Planning for Abolition is a research project that explores what it means to keep cities safe in a ways that supports communities and limits the use of police.
Background and Definitions
When we are thinking about police, we are thinking of it as more than just police and prisons but rather the systems that allow policing and prisons to be the way we solve most of our social issues. Policing systems can include putting surveillance cameras in low-income neighborhoods, removing the unhoused from their tents and many more. Many of these systems are used or enforced by urban planners and the decisions they make when they are designing neighbourhoods. We want to find out how urban planners can limit the use of these policing systems while still designing safe spaces for everyone. One way we are exploring this question is looking into the concept of abolition. We understand abolition as the goal to think about other solutions beyond prisons and police to solve societies problems through providing people with care support and resources rather than punishment. The concept of “abolition” is already being discussed and practiced by many organizations even if the term abolition isn’t being used.

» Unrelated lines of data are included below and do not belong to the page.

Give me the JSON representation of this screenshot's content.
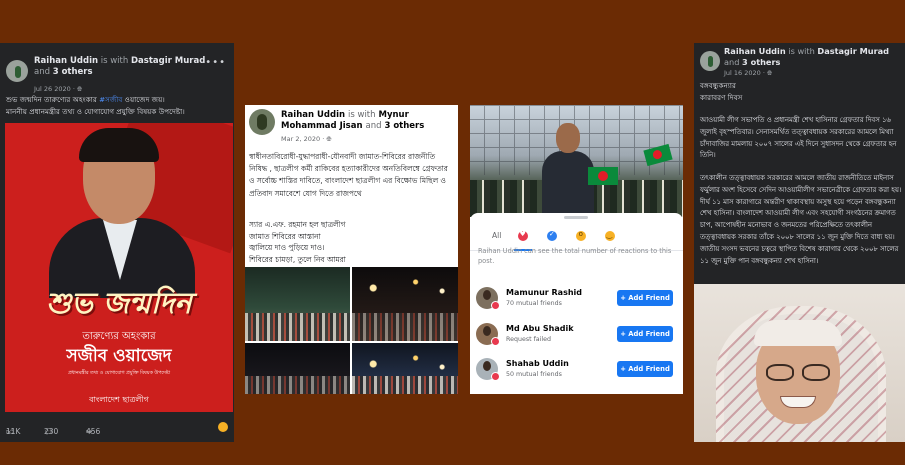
{
  "panel1": {
    "author": "Raihan Uddin",
    "with_word": "is with",
    "tagged": "Dastagir Murad",
    "and_word": "and",
    "others": "3 others",
    "date": "Jul 26 2020 · ",
    "caption_line1_pre": "শুভ জন্মদিন তারুণ্যের অহংকার ",
    "caption_hashtag": "#সজীব",
    "caption_line1_post": " ওয়াজেদ জয়।",
    "caption_line2": "মাননীয় প্রধানমন্ত্রীর তথ্য ও যোগাযোগ প্রযুক্তি বিষয়ক উপদেষ্টা।",
    "poster_greeting": "শুভ জন্মদিন",
    "poster_sub1": "তারুণ্যের অহংকার",
    "poster_name": "সজীব ওয়াজেদ",
    "poster_sub3": "প্রধানমন্ত্রীর তথ্য ও যোগাযোগ প্রযুক্তি বিষয়ক উপদেষ্টা",
    "poster_org": "বাংলাদেশ ছাত্রলীগ",
    "likes": "11K",
    "comments": "230",
    "shares": "456"
  },
  "panel2": {
    "author": "Raihan Uddin",
    "with_word": "is with",
    "tagged": "Mynur Mohammad Jisan",
    "and_word": "and",
    "others": "3 others",
    "date": "Mar 2, 2020 · ",
    "body": "স্বাধীনতাবিরোধী-যুদ্ধাপরাধী-যৌনবাদী জামাত-শিবিরের রাজনীতি নিষিদ্ধ , ছাত্রলীগ কর্মী রাকিবের হত্যাকারীদের অনতিবিলম্বে গ্রেফতার ও সর্বোচ্চ শাস্তির দাবিতে, বাংলাদেশ ছাত্রলীগ এর বিক্ষোভ মিছিল ও প্রতিবাদ সমাবেশে যোগ দিতে রাজপথে",
    "poem": [
      "স্যার এ.এফ. রহমান হল ছাত্রলীগ",
      "জামাত শিবিরের আস্তানা",
      "জ্বালিয়ে দাও পুড়িয়ে দাও।",
      "শিবিরের চামড়া, তুলে নিব আমরা"
    ]
  },
  "panel3": {
    "tabs": [
      "All"
    ],
    "note": "Raihan Uddin can see the total number of reactions to this post.",
    "people": [
      {
        "name": "Mamunur Rashid",
        "sub": "70 mutual friends",
        "button": "Add Friend"
      },
      {
        "name": "Md Abu Shadik",
        "sub": "Request failed",
        "button": "Add Friend"
      },
      {
        "name": "Shahab Uddin",
        "sub": "50 mutual friends",
        "button": "Add Friend"
      }
    ]
  },
  "panel4": {
    "author": "Raihan Uddin",
    "with_word": "is with",
    "tagged": "Dastagir Murad",
    "and_word": "and",
    "others": "3 others",
    "date": "Jul 16 2020 · ",
    "title1": "বঙ্গবন্ধুকন্যার",
    "title2": "কারাবরণ দিবস",
    "para1": "আওয়ামী লীগ সভাপতি ও প্রধানমন্ত্রী শেখ হাসিনার গ্রেফতার দিবস ১৬ জুলাই বৃহস্পতিবার। সেনাসমর্থিত তত্ত্বাবধায়ক সরকারের আমলে মিথ্যা চাঁদাবাজির মামলায় ২০০৭ সালের এই দিনে সুধাসদন থেকে গ্রেফতার হন তিনি।",
    "para2": "তৎকালীন তত্ত্বাবধায়ক সরকারের আমলে জাতীয় রাজনীতিতে মাইনাস ফর্মুলার অংশ হিসেবে সেদিন আওয়ামীলীগ সভানেত্রীকে গ্রেফতার করা হয়। দীর্ঘ ১১ মাস কারাগারে অন্তরীণ থাকাবস্থায় অসুস্থ হয়ে পড়েন বঙ্গবন্ধুকন্যা শেখ হাসিনা। বাংলাদেশ আওয়ামী লীগ এবং সহযোগী সংগঠনের ক্রমাগত চাপ, আপোষহীন মনোভাব ও জনমতের পরিপ্রেক্ষিতে তৎকালীন তত্ত্বাবধায়ক সরকার তাঁকে ২০০৮ সালের ১১ জুন মুক্তি দিতে বাধ্য হয়। জাতীয় সংসদ ভবনের চত্বরে স্থাপিত বিশেষ কারাগার থেকে ২০০৮ সালের ১১ জুন মুক্তি পান বঙ্গবন্ধুকন্যা শেখ হাসিনা।"
  },
  "colors": {
    "background": "#6b2b04",
    "dark_card": "#232426",
    "fb_blue": "#1877f2",
    "poster_red": "#cc1f1d"
  },
  "icons": [
    "globe-icon",
    "more-icon",
    "like-icon",
    "comment-icon",
    "share-icon",
    "love-reaction-icon",
    "like-reaction-icon",
    "wow-reaction-icon",
    "care-reaction-icon",
    "add-friend-icon"
  ]
}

Our research starts by collecting stories from independent podcasts of folks who are thinking and practicing abolition from all walks of life so that we understand abolition from many different perspectives. We will then analyze all the stories and information we have gathered and see what some of the common themes are. Then we will reach out to Canadian practicing urban planners to understand how much they know about policing systems and abolition. Finally the end goal will to show planners what we have learned from community members and abolition researches by providing a tool that outlines some strategies of how to plan safe cities with limited policing systems.

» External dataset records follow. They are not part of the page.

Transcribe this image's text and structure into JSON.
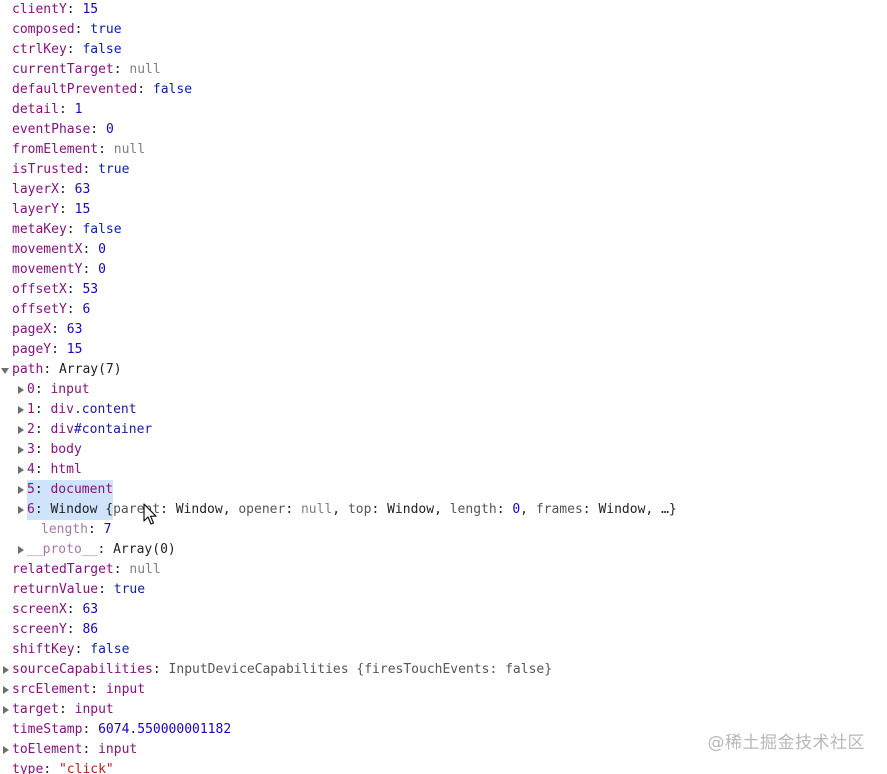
{
  "properties_top": [
    {
      "key": "clientY",
      "value": "15",
      "type": "num"
    },
    {
      "key": "composed",
      "value": "true",
      "type": "bool"
    },
    {
      "key": "ctrlKey",
      "value": "false",
      "type": "bool"
    },
    {
      "key": "currentTarget",
      "value": "null",
      "type": "null"
    },
    {
      "key": "defaultPrevented",
      "value": "false",
      "type": "bool"
    },
    {
      "key": "detail",
      "value": "1",
      "type": "num"
    },
    {
      "key": "eventPhase",
      "value": "0",
      "type": "num"
    },
    {
      "key": "fromElement",
      "value": "null",
      "type": "null"
    },
    {
      "key": "isTrusted",
      "value": "true",
      "type": "bool"
    },
    {
      "key": "layerX",
      "value": "63",
      "type": "num"
    },
    {
      "key": "layerY",
      "value": "15",
      "type": "num"
    },
    {
      "key": "metaKey",
      "value": "false",
      "type": "bool"
    },
    {
      "key": "movementX",
      "value": "0",
      "type": "num"
    },
    {
      "key": "movementY",
      "value": "0",
      "type": "num"
    },
    {
      "key": "offsetX",
      "value": "53",
      "type": "num"
    },
    {
      "key": "offsetY",
      "value": "6",
      "type": "num"
    },
    {
      "key": "pageX",
      "value": "63",
      "type": "num"
    },
    {
      "key": "pageY",
      "value": "15",
      "type": "num"
    }
  ],
  "path": {
    "key": "path",
    "value": "Array(7)",
    "items": [
      {
        "index": "0",
        "label": "input",
        "cls": ""
      },
      {
        "index": "1",
        "label": "div",
        "cls": ".content"
      },
      {
        "index": "2",
        "label": "div",
        "cls": "#container"
      },
      {
        "index": "3",
        "label": "body",
        "cls": ""
      },
      {
        "index": "4",
        "label": "html",
        "cls": ""
      },
      {
        "index": "5",
        "label": "document",
        "cls": ""
      }
    ],
    "window_item": {
      "index": "6",
      "label": "Window",
      "preview_open": " {",
      "preview_parts": [
        {
          "k": "parent",
          "v": "Window",
          "t": "obj"
        },
        {
          "k": "opener",
          "v": "null",
          "t": "null"
        },
        {
          "k": "top",
          "v": "Window",
          "t": "obj"
        },
        {
          "k": "length",
          "v": "0",
          "t": "num"
        },
        {
          "k": "frames",
          "v": "Window",
          "t": "obj"
        }
      ],
      "preview_close": ", …}"
    },
    "length_key": "length",
    "length_value": "7",
    "proto_key": "__proto__",
    "proto_value": "Array(0)"
  },
  "properties_bottom": [
    {
      "key": "relatedTarget",
      "value": "null",
      "type": "null",
      "caret": false
    },
    {
      "key": "returnValue",
      "value": "true",
      "type": "bool",
      "caret": false
    },
    {
      "key": "screenX",
      "value": "63",
      "type": "num",
      "caret": false
    },
    {
      "key": "screenY",
      "value": "86",
      "type": "num",
      "caret": false
    },
    {
      "key": "shiftKey",
      "value": "false",
      "type": "bool",
      "caret": false
    },
    {
      "key": "sourceCapabilities",
      "value": "InputDeviceCapabilities {firesTouchEvents: false}",
      "type": "obj",
      "caret": true
    },
    {
      "key": "srcElement",
      "value": "input",
      "type": "node",
      "caret": true
    },
    {
      "key": "target",
      "value": "input",
      "type": "node",
      "caret": true
    },
    {
      "key": "timeStamp",
      "value": "6074.550000001182",
      "type": "num",
      "caret": false
    },
    {
      "key": "toElement",
      "value": "input",
      "type": "node",
      "caret": true
    },
    {
      "key": "type",
      "value": "\"click\"",
      "type": "str",
      "caret": false
    }
  ],
  "watermark": "@稀土掘金技术社区",
  "colors": {
    "key": "#881280",
    "number": "#1c00cf",
    "boolean": "#0d22aa",
    "null": "#808080",
    "string": "#c41a16",
    "selection": "#cfe3fb"
  }
}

Your role would be to give us permission to use and analyze the audio and transcript of your podcast. If your podcast is not transcribed, our research team will produce transcriptions and will share them back with you. Once you agree to be involved you will be asked to fill out a consent form where you will outline how much access you are comfortable giving us.
We would also like to invite you to participate in up to three feedback sessions currently scheduled between March and September. These feedback sessions are an opportunity for us get feedback from you directly as experts on the research and analysis we have done, and to collaborate further on how to initiate future research driven by your work and questions. For your involvement we are offering a $500cad for the usage of your podcast and additionally up to $1,000cad for participating in the feedback sessions.
If you have any further questions, you can contact us at email@example.com.